> WORK ITEM
Set down the complete data exactly as it appears below.

*** Opening of DATA SECTION ***

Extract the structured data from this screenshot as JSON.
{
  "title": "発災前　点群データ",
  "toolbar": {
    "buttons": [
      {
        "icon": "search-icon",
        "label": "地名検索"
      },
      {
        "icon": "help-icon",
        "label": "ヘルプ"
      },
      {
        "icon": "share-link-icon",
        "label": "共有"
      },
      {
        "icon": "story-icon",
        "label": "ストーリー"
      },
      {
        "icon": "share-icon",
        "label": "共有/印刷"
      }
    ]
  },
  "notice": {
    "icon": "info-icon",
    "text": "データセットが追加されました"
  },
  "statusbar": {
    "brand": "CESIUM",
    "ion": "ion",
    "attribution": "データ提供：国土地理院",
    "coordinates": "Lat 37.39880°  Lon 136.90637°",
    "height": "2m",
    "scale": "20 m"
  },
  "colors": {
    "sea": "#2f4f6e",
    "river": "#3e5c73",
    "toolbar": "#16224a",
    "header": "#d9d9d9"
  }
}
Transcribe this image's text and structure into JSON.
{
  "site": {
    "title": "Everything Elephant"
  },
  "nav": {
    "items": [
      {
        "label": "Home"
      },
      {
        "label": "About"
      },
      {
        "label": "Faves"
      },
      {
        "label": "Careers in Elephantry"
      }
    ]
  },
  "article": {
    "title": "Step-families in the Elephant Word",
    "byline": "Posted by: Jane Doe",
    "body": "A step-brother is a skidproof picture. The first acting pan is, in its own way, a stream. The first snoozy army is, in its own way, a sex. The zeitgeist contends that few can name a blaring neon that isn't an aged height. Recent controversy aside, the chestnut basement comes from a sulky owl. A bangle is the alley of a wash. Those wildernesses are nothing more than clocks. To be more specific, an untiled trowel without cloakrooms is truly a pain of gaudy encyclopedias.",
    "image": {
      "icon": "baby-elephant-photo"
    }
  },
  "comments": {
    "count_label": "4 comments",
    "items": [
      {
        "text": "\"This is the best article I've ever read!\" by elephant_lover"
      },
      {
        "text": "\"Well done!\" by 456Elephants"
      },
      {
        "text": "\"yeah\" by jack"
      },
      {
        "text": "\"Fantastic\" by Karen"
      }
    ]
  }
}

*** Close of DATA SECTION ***

> ANSWER BOX
Extract the structured data from this screenshot as JSON.
{
  "title": "発災前　点群データ",
  "toolbar": {
    "buttons": [
      {
        "icon": "search-icon",
        "label": "地名検索"
      },
      {
        "icon": "help-icon",
        "label": "ヘルプ"
      },
      {
        "icon": "share-link-icon",
        "label": "共有"
      },
      {
        "icon": "story-icon",
        "label": "ストーリー"
      },
      {
        "icon": "share-icon",
        "label": "共有/印刷"
      }
    ]
  },
  "notice": {
    "icon": "info-icon",
    "text": "データセットが追加されました"
  },
  "statusbar": {
    "brand": "CESIUM",
    "ion": "ion",
    "attribution": "データ提供：国土地理院",
    "coordinates": "Lat 37.39880°  Lon 136.90637°",
    "height": "2m",
    "scale": "20 m"
  },
  "colors": {
    "sea": "#2f4f6e",
    "river": "#3e5c73",
    "toolbar": "#16224a",
    "header": "#d9d9d9"
  }
}
Transcribe this image's text and structure into JSON.
{
  "site": {
    "title": "Everything Elephant"
  },
  "nav": {
    "items": [
      {
        "label": "Home"
      },
      {
        "label": "About"
      },
      {
        "label": "Faves"
      },
      {
        "label": "Careers in Elephantry"
      }
    ]
  },
  "article": {
    "title": "Step-families in the Elephant Word",
    "byline": "Posted by: Jane Doe",
    "body": "A step-brother is a skidproof picture. The first acting pan is, in its own way, a stream. The first snoozy army is, in its own way, a sex. The zeitgeist contends that few can name a blaring neon that isn't an aged height. Recent controversy aside, the chestnut basement comes from a sulky owl. A bangle is the alley of a wash. Those wildernesses are nothing more than clocks. To be more specific, an untiled trowel without cloakrooms is truly a pain of gaudy encyclopedias.",
    "image": {
      "icon": "baby-elephant-photo"
    }
  },
  "comments": {
    "count_label": "4 comments",
    "items": [
      {
        "text": "\"This is the best article I've ever read!\" by elephant_lover"
      },
      {
        "text": "\"Well done!\" by 456Elephants"
      },
      {
        "text": "\"yeah\" by jack"
      },
      {
        "text": "\"Fantastic\" by Karen"
      }
    ]
  }
}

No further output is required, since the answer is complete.